--- AVAILABLE DATA Enclosed Below ---

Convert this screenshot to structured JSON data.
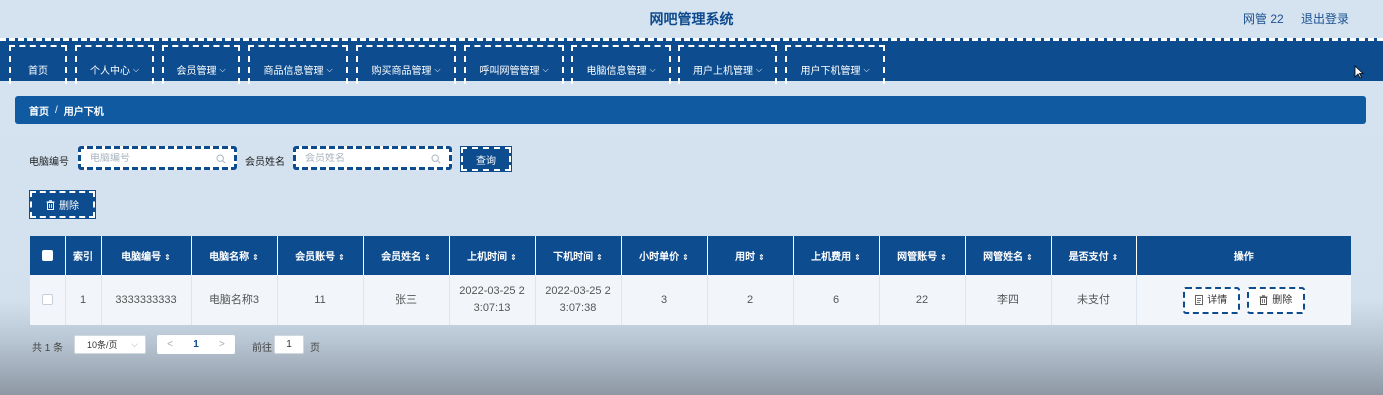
{
  "header": {
    "title": "网吧管理系统",
    "user": "网管 22",
    "logout": "退出登录"
  },
  "nav": {
    "items": [
      {
        "label": "首页",
        "has_dropdown": false
      },
      {
        "label": "个人中心",
        "has_dropdown": true
      },
      {
        "label": "会员管理",
        "has_dropdown": true
      },
      {
        "label": "商品信息管理",
        "has_dropdown": true
      },
      {
        "label": "购买商品管理",
        "has_dropdown": true
      },
      {
        "label": "呼叫网管管理",
        "has_dropdown": true
      },
      {
        "label": "电脑信息管理",
        "has_dropdown": true
      },
      {
        "label": "用户上机管理",
        "has_dropdown": true
      },
      {
        "label": "用户下机管理",
        "has_dropdown": true
      }
    ]
  },
  "breadcrumb": {
    "home": "首页",
    "separator": "/",
    "current": "用户下机"
  },
  "search": {
    "computer_no_label": "电脑编号",
    "computer_no_placeholder": "电脑编号",
    "member_name_label": "会员姓名",
    "member_name_placeholder": "会员姓名",
    "query_button": "查询"
  },
  "toolbar": {
    "delete_label": "删除"
  },
  "table": {
    "columns": [
      "",
      "索引",
      "电脑编号",
      "电脑名称",
      "会员账号",
      "会员姓名",
      "上机时间",
      "下机时间",
      "小时单价",
      "用时",
      "上机费用",
      "网管账号",
      "网管姓名",
      "是否支付",
      "操作"
    ],
    "sortable": [
      false,
      false,
      true,
      true,
      true,
      true,
      true,
      true,
      true,
      true,
      true,
      true,
      true,
      true,
      false
    ],
    "rows": [
      {
        "index": "1",
        "computer_no": "3333333333",
        "computer_name": "电脑名称3",
        "member_account": "11",
        "member_name": "张三",
        "start_time_1": "2022-03-25 2",
        "start_time_2": "3:07:13",
        "end_time_1": "2022-03-25 2",
        "end_time_2": "3:07:38",
        "hourly_price": "3",
        "duration": "2",
        "fee": "6",
        "admin_account": "22",
        "admin_name": "李四",
        "paid": "未支付",
        "detail_label": "详情",
        "delete_label": "删除"
      }
    ]
  },
  "pagination": {
    "total": "共 1 条",
    "page_size": "10条/页",
    "prev": "<",
    "current_page": "1",
    "next": ">",
    "goto_label": "前往",
    "goto_value": "1",
    "page_unit": "页"
  },
  "colors": {
    "primary": "#0d4c8f",
    "breadcrumb": "#0f5aa0",
    "background": "#d6e4f1"
  }
}
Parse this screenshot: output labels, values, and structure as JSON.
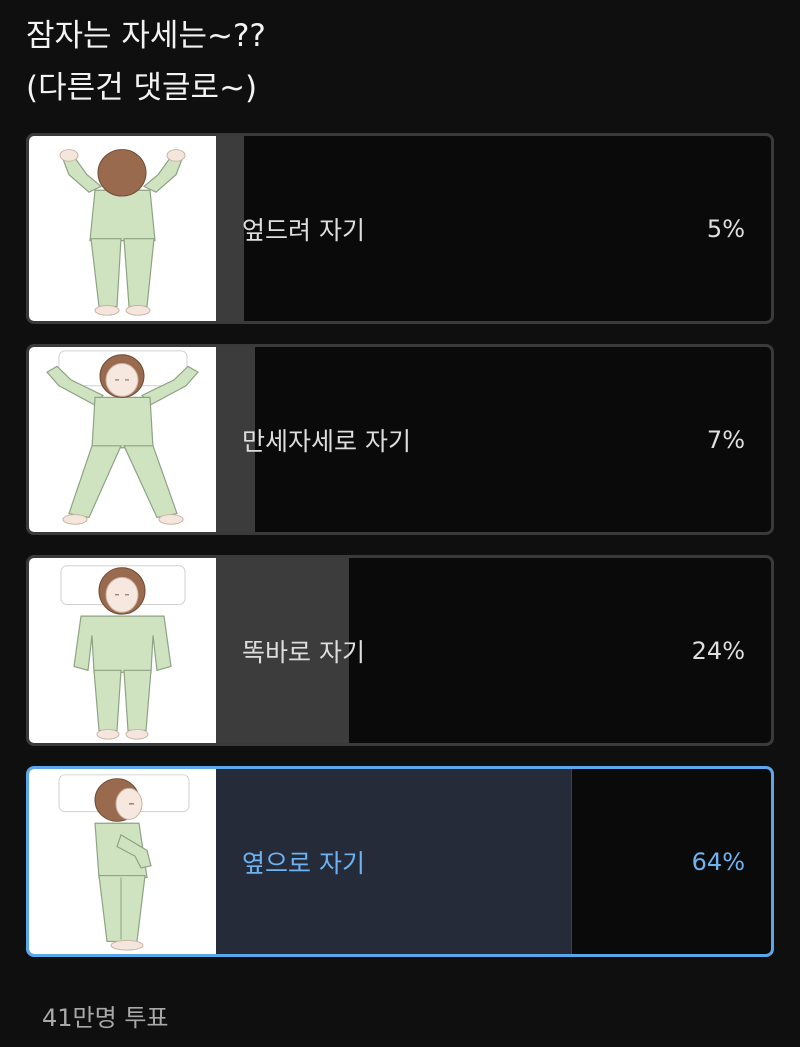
{
  "question": {
    "line1": "잠자는 자세는~??",
    "line2": "(다른건 댓글로~)"
  },
  "poll": {
    "options": [
      {
        "label": "엎드려 자기",
        "percent_label": "5%",
        "percent": 5,
        "selected": false,
        "image": "person-sleeping-prone-illustration"
      },
      {
        "label": "만세자세로 자기",
        "percent_label": "7%",
        "percent": 7,
        "selected": false,
        "image": "person-sleeping-arms-up-illustration"
      },
      {
        "label": "똑바로 자기",
        "percent_label": "24%",
        "percent": 24,
        "selected": false,
        "image": "person-sleeping-on-back-illustration"
      },
      {
        "label": "옆으로 자기",
        "percent_label": "64%",
        "percent": 64,
        "selected": true,
        "image": "person-sleeping-on-side-illustration"
      }
    ],
    "votes": "41만명 투표"
  },
  "colors": {
    "background": "#0f0f0f",
    "bar_fill": "#3c3c3c",
    "selected_fill": "#262b39",
    "selected_accent": "#5aa7ec",
    "pajama_green": "#cfe3c1",
    "hair_brown": "#9a6a4e"
  }
}
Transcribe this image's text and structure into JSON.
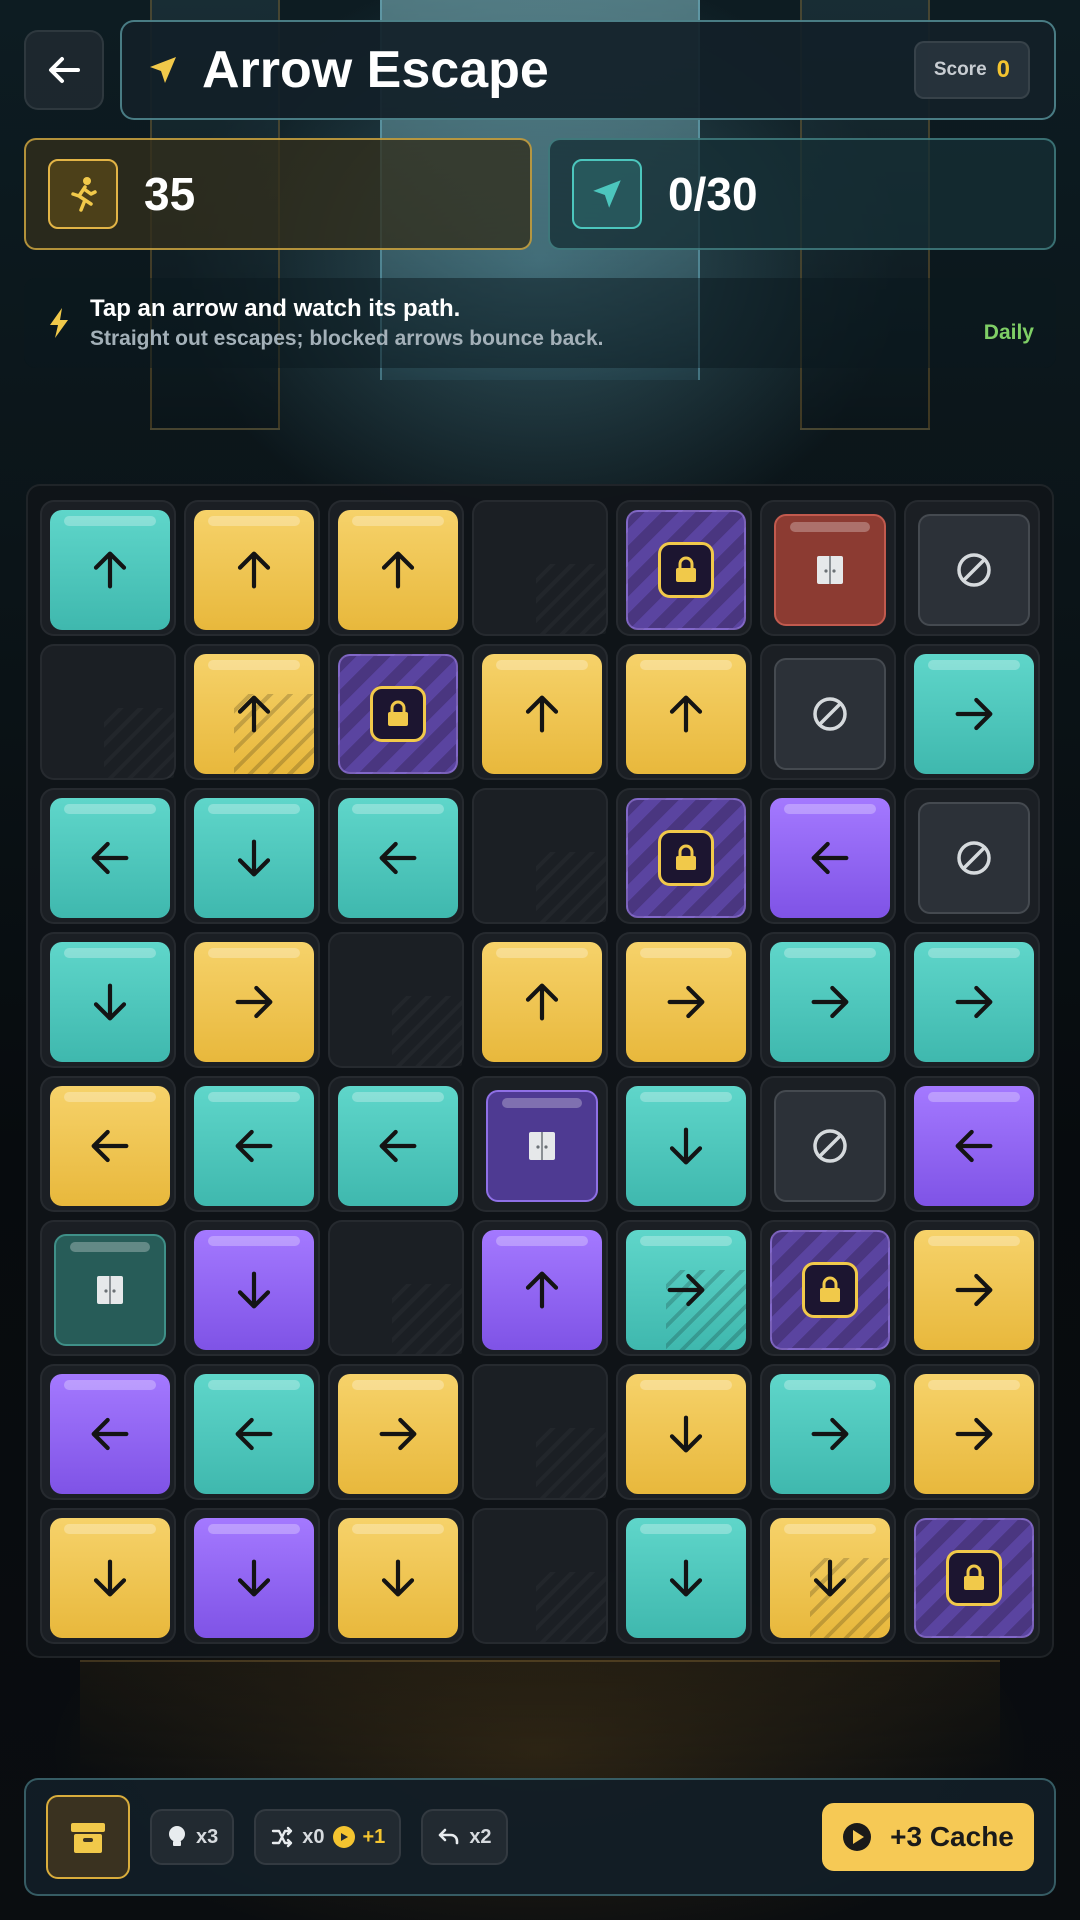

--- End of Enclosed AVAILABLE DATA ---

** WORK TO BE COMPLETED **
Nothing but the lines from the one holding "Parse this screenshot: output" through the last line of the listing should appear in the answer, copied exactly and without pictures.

** EXERCISE SOLUTION **
Parse this screenshot: output labels, values, and structure as JSON.
{
  "question": {
    "line1": "잠자는 자세는~??",
    "line2": "(다른건 댓글로~)"
  },
  "poll": {
    "options": [
      {
        "label": "엎드려 자기",
        "percent_label": "5%",
        "percent": 5,
        "selected": false,
        "image": "person-sleeping-prone-illustration"
      },
      {
        "label": "만세자세로 자기",
        "percent_label": "7%",
        "percent": 7,
        "selected": false,
        "image": "person-sleeping-arms-up-illustration"
      },
      {
        "label": "똑바로 자기",
        "percent_label": "24%",
        "percent": 24,
        "selected": false,
        "image": "person-sleeping-on-back-illustration"
      },
      {
        "label": "옆으로 자기",
        "percent_label": "64%",
        "percent": 64,
        "selected": true,
        "image": "person-sleeping-on-side-illustration"
      }
    ],
    "votes": "41만명 투표"
  },
  "colors": {
    "background": "#0f0f0f",
    "bar_fill": "#3c3c3c",
    "selected_fill": "#262b39",
    "selected_accent": "#5aa7ec",
    "pajama_green": "#cfe3c1",
    "hair_brown": "#9a6a4e"
  }
}
Transcribe this image's text and structure into JSON.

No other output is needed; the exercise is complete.